I initially investigated incorporating a laser into my practice early in 2008. I am a periodontist, and as you may or may not know, there is a general lack of laser awareness in the periodontal community. It is a complex issue that will be addressed separately.
I decided to research lasers independently. I read countless studies, spoke to laser users around the world, attended seminars, and even had various lasers in my practice to evaluate. My goal was to get a laser that would best assist me with periodontal procedures, regeneration, hard tissue grafting, cosmetic surgeries, implant dentistry, extractions and the occasional treatment of pathological lesions. With regards to periodontal treatment, the laser had to be kind to diseased cementum.
A diode laser is very nice – but it is not meant to be a workhorse. Its uses are limited. The remaining options were: CO2, Nd:YAG, Er:YAG and YSGG.
Based on my findings, the CO2 would not suit my needs. CO2 is not designed for hard tissue, and it can char tissues if not used properly. Healthy root surfaces can literally melt.
Here’s where things get interesting. The Periolase Nd:YAG laser, manufactured by Millenium, is loaded with all sorts of fantastic claims. There are 100’s of dentists out there who are believers in the LANAP procedure, a proprietary treatment protocol. There are other Nd:YAG manufacturers, but Millenium is the “big guns”. I opted out of this laser. I will address all of the Periolase’s shortcomings in a separate, probably controversial, post. I am looking forward to intelligent comments and a scholarly discussion.
The most intriguing lasers, in my mind, were the Er:YAG, manufactured by several companies; and the Er,Cr:YSGG, a.k.a. Waterlase MD, manufactured exclusively by Biolase who holds the patent. The Erbium lasers generate much less heat than the other dental lasers. Both the Er:YAG and YSGG have very similar wavelengths and probably only differ slightly based on machine settings and calibration. The Waterlase has a greater variety of interchangeable tips for various procedures.
Numerous studies clearly show that the Erbium lasers are safe when used on roots and cementum. They ablate tissue effectively without a char. They are also FDA cleared for cutting bone and teeth. The YSGG was the choice that I made, for my practice, for my patients.
Having used it now for many months and seeing the results and patient experiences, I felt obligated to share my journey. In the coming months, I will document dozens of studies and provide insightful commentary from the perspective of a periodontist.
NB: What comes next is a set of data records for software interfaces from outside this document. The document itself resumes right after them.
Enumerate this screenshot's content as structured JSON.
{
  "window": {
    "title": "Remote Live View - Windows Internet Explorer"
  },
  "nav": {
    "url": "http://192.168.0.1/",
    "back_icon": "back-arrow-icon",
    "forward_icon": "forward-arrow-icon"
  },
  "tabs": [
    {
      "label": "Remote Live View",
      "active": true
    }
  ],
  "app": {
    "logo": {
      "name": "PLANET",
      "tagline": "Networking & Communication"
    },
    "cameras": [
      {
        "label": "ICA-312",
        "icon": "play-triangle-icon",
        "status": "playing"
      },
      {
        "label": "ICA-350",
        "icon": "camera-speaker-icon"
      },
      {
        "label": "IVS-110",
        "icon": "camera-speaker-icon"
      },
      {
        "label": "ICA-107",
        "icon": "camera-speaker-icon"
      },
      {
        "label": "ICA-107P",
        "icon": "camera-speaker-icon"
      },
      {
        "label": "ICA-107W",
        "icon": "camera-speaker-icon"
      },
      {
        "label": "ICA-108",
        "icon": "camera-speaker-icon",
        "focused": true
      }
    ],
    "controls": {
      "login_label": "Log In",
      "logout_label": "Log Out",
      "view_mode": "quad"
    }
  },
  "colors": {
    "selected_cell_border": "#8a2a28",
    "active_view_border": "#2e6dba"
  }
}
My hope is to make the dental community more aware of the benefits of laser dentistry. Dentistry must move forward with better patient care. This is my contribution.
Mark Schlesinger, DDS
Diplomate, American Board of Periodontology
President, NY Academy of Collaborative Dentistry
Clinical Assistant Professor, NYU College of Dentistry